We will also be using the PAX “good behavior game” method to teach students self-regulation, self-control, and self-management in context of collaborating with others for peace, productivity, health and happiness. The Game teaches students to “flip on” their internal focus switch, required for any learning. It teaches students how to work toward valued goals, and teaches them how to cooperate with each other to reach those goals. Students learn how to self-regulate during both learning and fun. Students learn how to delay gratification for a bigger goal.


Your child’s grades are based on a variety of assessments that will demonstrate how well he/she understands a concept.

On class work and projects

I = independent, C = whole class, S = with a little support, WA = with assistance for at least two or more steps, 1-on-1 = with a teacher helping numerous times throughout the assignment

On Report Cards

Independent: The student demonstrates with relative ease, grasps, applies, and extends the key concepts, processes, and skills for the grade level. The student consistently meets, and at times exceeds more depth/extension with near grade level work and/or is performing at a higher level.

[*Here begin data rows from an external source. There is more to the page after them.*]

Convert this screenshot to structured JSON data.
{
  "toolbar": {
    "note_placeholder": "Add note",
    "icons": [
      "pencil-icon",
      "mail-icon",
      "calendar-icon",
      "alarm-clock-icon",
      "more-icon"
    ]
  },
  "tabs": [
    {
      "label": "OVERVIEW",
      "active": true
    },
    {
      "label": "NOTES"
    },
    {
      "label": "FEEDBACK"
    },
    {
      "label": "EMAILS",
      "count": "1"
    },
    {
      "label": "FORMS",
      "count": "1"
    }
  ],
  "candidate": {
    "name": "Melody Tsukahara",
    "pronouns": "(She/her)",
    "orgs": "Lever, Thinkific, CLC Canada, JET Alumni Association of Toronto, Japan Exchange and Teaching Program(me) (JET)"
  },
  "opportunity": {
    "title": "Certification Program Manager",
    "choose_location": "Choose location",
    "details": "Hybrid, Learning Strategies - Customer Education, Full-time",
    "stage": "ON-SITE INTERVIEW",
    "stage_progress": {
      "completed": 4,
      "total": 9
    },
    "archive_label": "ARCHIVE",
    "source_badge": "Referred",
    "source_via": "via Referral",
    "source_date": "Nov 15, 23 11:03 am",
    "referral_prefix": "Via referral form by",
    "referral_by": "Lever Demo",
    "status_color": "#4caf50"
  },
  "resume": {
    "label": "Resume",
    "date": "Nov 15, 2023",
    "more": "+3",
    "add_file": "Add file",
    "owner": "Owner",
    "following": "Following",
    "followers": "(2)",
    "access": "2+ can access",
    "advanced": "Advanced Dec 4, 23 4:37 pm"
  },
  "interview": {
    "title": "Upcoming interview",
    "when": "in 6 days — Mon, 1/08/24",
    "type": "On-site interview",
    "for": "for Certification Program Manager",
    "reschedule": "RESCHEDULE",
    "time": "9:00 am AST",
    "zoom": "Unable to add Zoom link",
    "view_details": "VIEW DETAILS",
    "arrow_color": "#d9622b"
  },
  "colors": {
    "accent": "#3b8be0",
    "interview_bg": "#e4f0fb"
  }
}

Consistently meets near grade level requirements

Understands, applies and transfers concepts or skills.

Performs using independent work habits

Progressing: The student demonstrates proficiency in the vast majority of the level expectations. The student, with limited errors, grasps and applies the key concepts, processes, and skills for their level.

Requires some guidance

Understands concepts or skills

Shows steady progress towards expectation

Emerging: The student is beginning to grasp and apply the key concepts, processes and skills for their level but produces work that contains many errors.

Gaining awareness

Gaining confidence in skill level or concept

Requires frequent assistance

Beginning to work at expectations

Demonstrates beginning in understanding

Having difficulty: The student is having difficulty grasping and applying the key concepts, processes and skills for their level. They produce work only with teacher support.

Unable or unwilling to do work

Unconfident in skill level or concept

Requires much assistance